## TRY IT
Could you copy every record below exactly as it is written?
####################
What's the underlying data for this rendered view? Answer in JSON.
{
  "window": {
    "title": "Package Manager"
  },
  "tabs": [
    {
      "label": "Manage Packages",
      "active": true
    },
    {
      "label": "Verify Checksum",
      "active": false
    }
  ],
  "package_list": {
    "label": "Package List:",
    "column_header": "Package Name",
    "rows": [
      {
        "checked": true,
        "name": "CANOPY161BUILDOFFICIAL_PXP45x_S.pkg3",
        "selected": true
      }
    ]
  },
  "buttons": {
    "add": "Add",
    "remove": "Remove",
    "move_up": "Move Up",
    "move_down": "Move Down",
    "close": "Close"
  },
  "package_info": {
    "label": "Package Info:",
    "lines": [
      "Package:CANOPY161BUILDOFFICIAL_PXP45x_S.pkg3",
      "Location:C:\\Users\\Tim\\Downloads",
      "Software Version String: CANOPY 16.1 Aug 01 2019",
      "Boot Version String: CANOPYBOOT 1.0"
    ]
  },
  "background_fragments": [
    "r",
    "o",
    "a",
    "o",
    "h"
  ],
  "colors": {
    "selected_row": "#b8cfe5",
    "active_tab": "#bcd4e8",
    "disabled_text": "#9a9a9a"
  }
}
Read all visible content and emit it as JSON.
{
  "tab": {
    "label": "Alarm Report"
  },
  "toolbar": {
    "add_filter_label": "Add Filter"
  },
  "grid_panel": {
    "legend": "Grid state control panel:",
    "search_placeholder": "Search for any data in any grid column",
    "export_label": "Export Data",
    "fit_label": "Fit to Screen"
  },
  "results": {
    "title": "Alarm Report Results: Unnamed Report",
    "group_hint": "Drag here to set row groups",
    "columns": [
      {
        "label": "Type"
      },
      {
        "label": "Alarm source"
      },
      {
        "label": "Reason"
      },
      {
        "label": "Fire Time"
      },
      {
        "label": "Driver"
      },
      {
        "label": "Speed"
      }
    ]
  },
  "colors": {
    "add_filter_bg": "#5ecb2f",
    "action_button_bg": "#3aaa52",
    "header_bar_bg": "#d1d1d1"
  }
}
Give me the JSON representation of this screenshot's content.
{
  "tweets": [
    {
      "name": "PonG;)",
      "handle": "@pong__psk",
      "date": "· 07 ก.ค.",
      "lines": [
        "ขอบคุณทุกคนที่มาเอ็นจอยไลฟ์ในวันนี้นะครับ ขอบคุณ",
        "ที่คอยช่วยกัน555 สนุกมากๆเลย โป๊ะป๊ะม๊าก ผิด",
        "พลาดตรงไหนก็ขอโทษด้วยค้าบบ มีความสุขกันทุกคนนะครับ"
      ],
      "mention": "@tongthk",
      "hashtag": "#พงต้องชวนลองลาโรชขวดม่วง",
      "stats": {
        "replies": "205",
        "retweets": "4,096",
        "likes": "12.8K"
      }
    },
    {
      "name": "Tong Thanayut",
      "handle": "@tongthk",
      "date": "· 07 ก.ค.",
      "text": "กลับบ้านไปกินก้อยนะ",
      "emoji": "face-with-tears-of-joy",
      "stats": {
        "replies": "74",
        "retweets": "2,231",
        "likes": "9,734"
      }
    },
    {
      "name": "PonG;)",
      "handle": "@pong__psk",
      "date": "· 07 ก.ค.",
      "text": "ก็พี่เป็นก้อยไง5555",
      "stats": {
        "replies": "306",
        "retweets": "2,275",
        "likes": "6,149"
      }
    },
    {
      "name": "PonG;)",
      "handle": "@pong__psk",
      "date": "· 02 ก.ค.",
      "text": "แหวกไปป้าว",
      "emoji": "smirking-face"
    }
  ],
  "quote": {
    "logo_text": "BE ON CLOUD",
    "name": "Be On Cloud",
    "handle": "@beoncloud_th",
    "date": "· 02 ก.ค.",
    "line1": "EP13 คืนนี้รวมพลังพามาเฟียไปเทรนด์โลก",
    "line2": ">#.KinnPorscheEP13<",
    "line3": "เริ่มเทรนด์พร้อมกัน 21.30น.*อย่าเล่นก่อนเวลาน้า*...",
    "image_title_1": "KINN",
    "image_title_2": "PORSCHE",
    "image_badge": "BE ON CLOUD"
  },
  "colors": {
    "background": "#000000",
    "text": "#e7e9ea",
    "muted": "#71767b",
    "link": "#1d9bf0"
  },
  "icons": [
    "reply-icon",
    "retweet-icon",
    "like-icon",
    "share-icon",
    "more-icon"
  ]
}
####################
## EXPECTED ANSWER
What's the underlying data for this rendered view? Answer in JSON.
{
  "window": {
    "title": "Package Manager"
  },
  "tabs": [
    {
      "label": "Manage Packages",
      "active": true
    },
    {
      "label": "Verify Checksum",
      "active": false
    }
  ],
  "package_list": {
    "label": "Package List:",
    "column_header": "Package Name",
    "rows": [
      {
        "checked": true,
        "name": "CANOPY161BUILDOFFICIAL_PXP45x_S.pkg3",
        "selected": true
      }
    ]
  },
  "buttons": {
    "add": "Add",
    "remove": "Remove",
    "move_up": "Move Up",
    "move_down": "Move Down",
    "close": "Close"
  },
  "package_info": {
    "label": "Package Info:",
    "lines": [
      "Package:CANOPY161BUILDOFFICIAL_PXP45x_S.pkg3",
      "Location:C:\\Users\\Tim\\Downloads",
      "Software Version String: CANOPY 16.1 Aug 01 2019",
      "Boot Version String: CANOPYBOOT 1.0"
    ]
  },
  "background_fragments": [
    "r",
    "o",
    "a",
    "o",
    "h"
  ],
  "colors": {
    "selected_row": "#b8cfe5",
    "active_tab": "#bcd4e8",
    "disabled_text": "#9a9a9a"
  }
}
Read all visible content and emit it as JSON.
{
  "tab": {
    "label": "Alarm Report"
  },
  "toolbar": {
    "add_filter_label": "Add Filter"
  },
  "grid_panel": {
    "legend": "Grid state control panel:",
    "search_placeholder": "Search for any data in any grid column",
    "export_label": "Export Data",
    "fit_label": "Fit to Screen"
  },
  "results": {
    "title": "Alarm Report Results: Unnamed Report",
    "group_hint": "Drag here to set row groups",
    "columns": [
      {
        "label": "Type"
      },
      {
        "label": "Alarm source"
      },
      {
        "label": "Reason"
      },
      {
        "label": "Fire Time"
      },
      {
        "label": "Driver"
      },
      {
        "label": "Speed"
      }
    ]
  },
  "colors": {
    "add_filter_bg": "#5ecb2f",
    "action_button_bg": "#3aaa52",
    "header_bar_bg": "#d1d1d1"
  }
}
Give me the JSON representation of this screenshot's content.
{
  "tweets": [
    {
      "name": "PonG;)",
      "handle": "@pong__psk",
      "date": "· 07 ก.ค.",
      "lines": [
        "ขอบคุณทุกคนที่มาเอ็นจอยไลฟ์ในวันนี้นะครับ ขอบคุณ",
        "ที่คอยช่วยกัน555 สนุกมากๆเลย โป๊ะป๊ะม๊าก ผิด",
        "พลาดตรงไหนก็ขอโทษด้วยค้าบบ มีความสุขกันทุกคนนะครับ"
      ],
      "mention": "@tongthk",
      "hashtag": "#พงต้องชวนลองลาโรชขวดม่วง",
      "stats": {
        "replies": "205",
        "retweets": "4,096",
        "likes": "12.8K"
      }
    },
    {
      "name": "Tong Thanayut",
      "handle": "@tongthk",
      "date": "· 07 ก.ค.",
      "text": "กลับบ้านไปกินก้อยนะ",
      "emoji": "face-with-tears-of-joy",
      "stats": {
        "replies": "74",
        "retweets": "2,231",
        "likes": "9,734"
      }
    },
    {
      "name": "PonG;)",
      "handle": "@pong__psk",
      "date": "· 07 ก.ค.",
      "text": "ก็พี่เป็นก้อยไง5555",
      "stats": {
        "replies": "306",
        "retweets": "2,275",
        "likes": "6,149"
      }
    },
    {
      "name": "PonG;)",
      "handle": "@pong__psk",
      "date": "· 02 ก.ค.",
      "text": "แหวกไปป้าว",
      "emoji": "smirking-face"
    }
  ],
  "quote": {
    "logo_text": "BE ON CLOUD",
    "name": "Be On Cloud",
    "handle": "@beoncloud_th",
    "date": "· 02 ก.ค.",
    "line1": "EP13 คืนนี้รวมพลังพามาเฟียไปเทรนด์โลก",
    "line2": ">#.KinnPorscheEP13<",
    "line3": "เริ่มเทรนด์พร้อมกัน 21.30น.*อย่าเล่นก่อนเวลาน้า*...",
    "image_title_1": "KINN",
    "image_title_2": "PORSCHE",
    "image_badge": "BE ON CLOUD"
  },
  "colors": {
    "background": "#000000",
    "text": "#e7e9ea",
    "muted": "#71767b",
    "link": "#1d9bf0"
  },
  "icons": [
    "reply-icon",
    "retweet-icon",
    "like-icon",
    "share-icon",
    "more-icon"
  ]
}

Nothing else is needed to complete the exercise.